<<<<

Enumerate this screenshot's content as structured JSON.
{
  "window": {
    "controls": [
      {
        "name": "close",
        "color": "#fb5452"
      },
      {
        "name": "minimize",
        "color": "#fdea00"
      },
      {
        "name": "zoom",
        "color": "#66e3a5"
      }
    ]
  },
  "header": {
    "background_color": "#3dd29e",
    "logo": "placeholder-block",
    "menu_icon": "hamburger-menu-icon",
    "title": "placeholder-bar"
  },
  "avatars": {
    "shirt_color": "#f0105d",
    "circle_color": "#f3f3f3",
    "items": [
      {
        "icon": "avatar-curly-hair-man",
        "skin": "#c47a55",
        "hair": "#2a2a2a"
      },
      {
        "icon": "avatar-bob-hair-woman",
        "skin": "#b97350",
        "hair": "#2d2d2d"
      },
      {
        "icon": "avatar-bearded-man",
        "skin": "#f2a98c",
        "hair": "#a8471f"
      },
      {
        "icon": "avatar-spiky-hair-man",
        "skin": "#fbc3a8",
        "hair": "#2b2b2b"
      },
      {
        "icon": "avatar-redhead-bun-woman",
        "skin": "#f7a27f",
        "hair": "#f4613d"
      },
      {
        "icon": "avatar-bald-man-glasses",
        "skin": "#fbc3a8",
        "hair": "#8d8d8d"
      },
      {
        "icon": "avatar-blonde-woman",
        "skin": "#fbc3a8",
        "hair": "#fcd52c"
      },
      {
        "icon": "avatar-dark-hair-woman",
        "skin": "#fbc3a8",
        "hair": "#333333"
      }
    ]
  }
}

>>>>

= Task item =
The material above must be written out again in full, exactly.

= Your response =
Enumerate this screenshot's content as structured JSON.
{
  "window": {
    "controls": [
      {
        "name": "close",
        "color": "#fb5452"
      },
      {
        "name": "minimize",
        "color": "#fdea00"
      },
      {
        "name": "zoom",
        "color": "#66e3a5"
      }
    ]
  },
  "header": {
    "background_color": "#3dd29e",
    "logo": "placeholder-block",
    "menu_icon": "hamburger-menu-icon",
    "title": "placeholder-bar"
  },
  "avatars": {
    "shirt_color": "#f0105d",
    "circle_color": "#f3f3f3",
    "items": [
      {
        "icon": "avatar-curly-hair-man",
        "skin": "#c47a55",
        "hair": "#2a2a2a"
      },
      {
        "icon": "avatar-bob-hair-woman",
        "skin": "#b97350",
        "hair": "#2d2d2d"
      },
      {
        "icon": "avatar-bearded-man",
        "skin": "#f2a98c",
        "hair": "#a8471f"
      },
      {
        "icon": "avatar-spiky-hair-man",
        "skin": "#fbc3a8",
        "hair": "#2b2b2b"
      },
      {
        "icon": "avatar-redhead-bun-woman",
        "skin": "#f7a27f",
        "hair": "#f4613d"
      },
      {
        "icon": "avatar-bald-man-glasses",
        "skin": "#fbc3a8",
        "hair": "#8d8d8d"
      },
      {
        "icon": "avatar-blonde-woman",
        "skin": "#fbc3a8",
        "hair": "#fcd52c"
      },
      {
        "icon": "avatar-dark-hair-woman",
        "skin": "#fbc3a8",
        "hair": "#333333"
      }
    ]
  }
}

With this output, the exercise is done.